If China ever did call in its debt, it slowly would begin selling off its Treasury holdings. Even at a slow pace, dollar demand would drop. That would hurt China's competitiveness by raising the yuan's value relative to the dollar. At some price point, U.S. consumers would buy American products instead.
China has steadily accumulated U.S. Treasury securities over the last few decades. As of October 2021, the Asian nation owns $1.065 trillion, or about 3.68%, of the $28.9 trillion U.S. national debt, which is more than any other foreign country except Japan.
China buys US bonds to sustain its trade surplus with the US
China purchases US government bonds not to accommodate US needs; instead, Beijing does so to continue running the current account surplus to provide domestic employment and relative domestic stability.
As a result, the U.S. actually did become debt free, for the first and only time, at the beginning of 1835 and stayed that way until 1837. It remains the only time that a major country was without debt.
That's right, a debt-free lifestyle makes it easier to save! While it can be hard to become debt free immediately, just lowering your interest rates on credit cards, or auto loans can help you start saving. Those savings can go straight into your savings account, or help you pay down debt even faster.
Of the $30.5 trillion in government debts, more than $6 trillion is owned by the federal government in trust funds. 1 These are accounts dedicated to Social Security, Medicare, and other entitlements. Much of the rest of the debt is owned by individual investors, corporations, and other public entities.
The public holds over $22 trillion of the national debt. 3 Foreign governments hold a large portion of the public debt, while the rest is owned by U.S. banks and investors, the Federal Reserve, state and local governments, mutual funds, pensions funds, insurance companies, and holders of savings bonds.
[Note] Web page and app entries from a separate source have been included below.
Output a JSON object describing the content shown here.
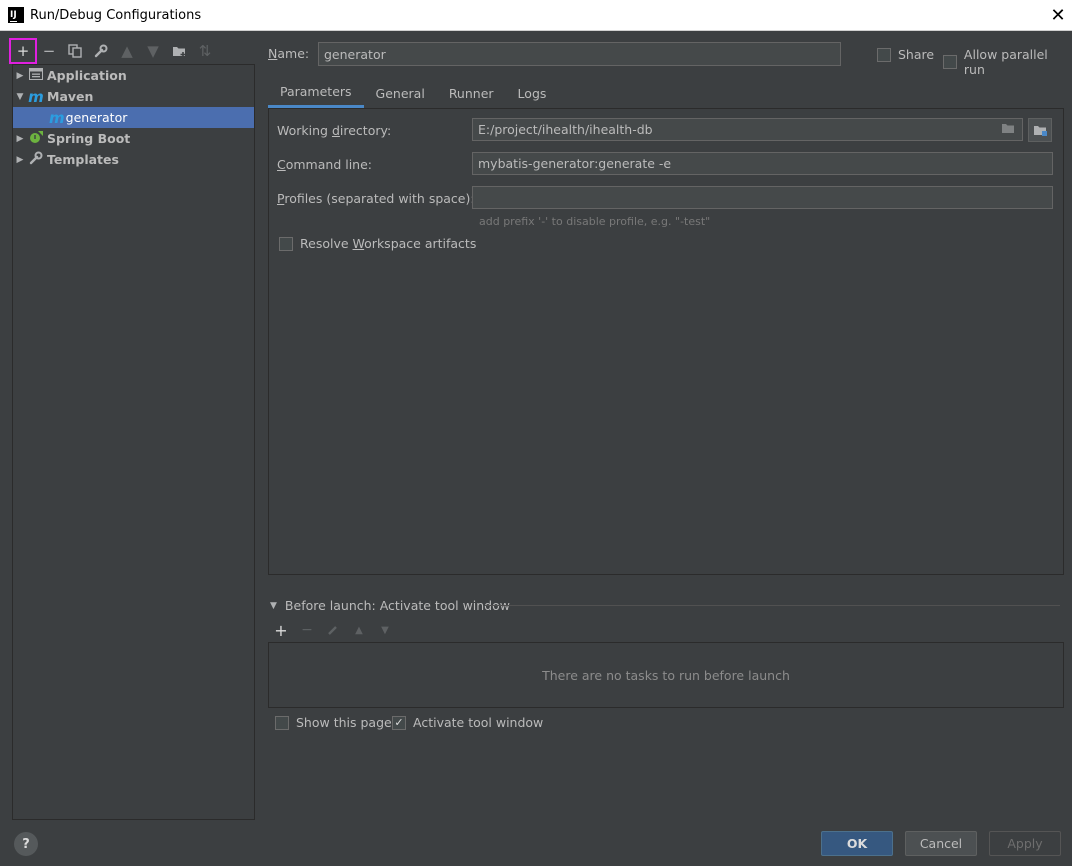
{
  "window": {
    "title": "Run/Debug Configurations",
    "app_icon": "IJ"
  },
  "toolbar": {
    "add": "+",
    "remove": "−",
    "copy": "⧉",
    "edit": "🔧",
    "up": "▲",
    "down": "▼",
    "folder": "▬",
    "sort": "⇅"
  },
  "tree": {
    "items": [
      {
        "label": "Application",
        "icon": "application-icon"
      },
      {
        "label": "Maven",
        "icon": "maven-icon"
      },
      {
        "label": "generator",
        "icon": "maven-icon"
      },
      {
        "label": "Spring Boot",
        "icon": "spring-boot-icon"
      },
      {
        "label": "Templates",
        "icon": "wrench-icon"
      }
    ]
  },
  "header": {
    "name_label_first": "N",
    "name_label_rest": "ame:",
    "name_value": "generator",
    "share_label": "Share",
    "parallel_label": "Allow parallel run"
  },
  "tabs": [
    "Parameters",
    "General",
    "Runner",
    "Logs"
  ],
  "params": {
    "working_dir_label_a": "Working ",
    "working_dir_label_u": "d",
    "working_dir_label_b": "irectory:",
    "working_dir_value": "E:/project/ihealth/ihealth-db",
    "cmd_label_u": "C",
    "cmd_label_rest": "ommand line:",
    "cmd_value": "mybatis-generator:generate -e",
    "profiles_label_u": "P",
    "profiles_label_rest": "rofiles (separated with space):",
    "profiles_value": "",
    "profiles_hint": "add prefix '-' to disable profile, e.g. \"-test\"",
    "resolve_label_a": "Resolve ",
    "resolve_label_u": "W",
    "resolve_label_b": "orkspace artifacts"
  },
  "before_launch": {
    "title": "Before launch: Activate tool window",
    "empty_text": "There are no tasks to run before launch"
  },
  "bottom": {
    "show_page_label": "Show this page",
    "activate_label": "Activate tool window"
  },
  "buttons": {
    "help": "?",
    "ok": "OK",
    "cancel": "Cancel",
    "apply": "Apply"
  },
  "colors": {
    "accent": "#4b6eaf",
    "highlight": "#e020e0",
    "primary_button": "#365880"
  }
}
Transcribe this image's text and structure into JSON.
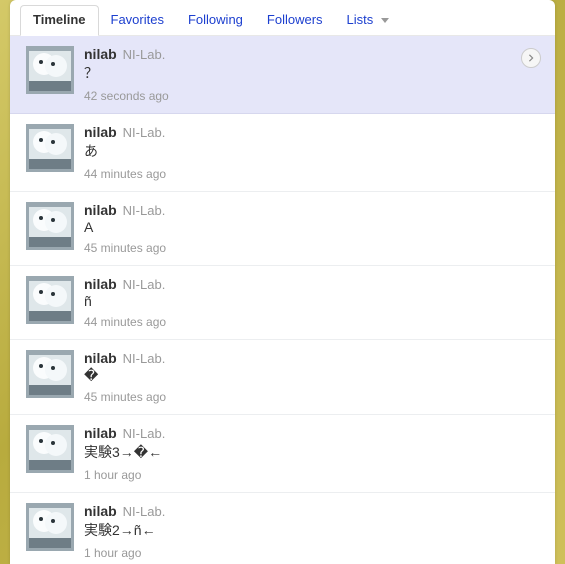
{
  "tabs": [
    {
      "label": "Timeline",
      "active": true,
      "caret": false
    },
    {
      "label": "Favorites",
      "active": false,
      "caret": false
    },
    {
      "label": "Following",
      "active": false,
      "caret": false
    },
    {
      "label": "Followers",
      "active": false,
      "caret": false
    },
    {
      "label": "Lists",
      "active": false,
      "caret": true
    }
  ],
  "tweets": [
    {
      "username": "nilab",
      "fullname": "NI-Lab.",
      "text": "？",
      "time": "42 seconds ago",
      "highlight": true,
      "expand": true
    },
    {
      "username": "nilab",
      "fullname": "NI-Lab.",
      "text": "あ",
      "time": "44 minutes ago",
      "highlight": false,
      "expand": false
    },
    {
      "username": "nilab",
      "fullname": "NI-Lab.",
      "text": "A",
      "time": "45 minutes ago",
      "highlight": false,
      "expand": false
    },
    {
      "username": "nilab",
      "fullname": "NI-Lab.",
      "text": "ñ",
      "time": "44 minutes ago",
      "highlight": false,
      "expand": false
    },
    {
      "username": "nilab",
      "fullname": "NI-Lab.",
      "text": "�",
      "time": "45 minutes ago",
      "highlight": false,
      "expand": false
    },
    {
      "username": "nilab",
      "fullname": "NI-Lab.",
      "text": "実験3→�←",
      "time": "1 hour ago",
      "highlight": false,
      "expand": false
    },
    {
      "username": "nilab",
      "fullname": "NI-Lab.",
      "text": "実験2→ñ←",
      "time": "1 hour ago",
      "highlight": false,
      "expand": false
    }
  ]
}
As it tried to twist its way out, it announced last week that it would switch to servicing its $40 billion of outstanding sovereign debt in rubles, criticizing a “force-majeure” situation it said was artificially manufactured by the West.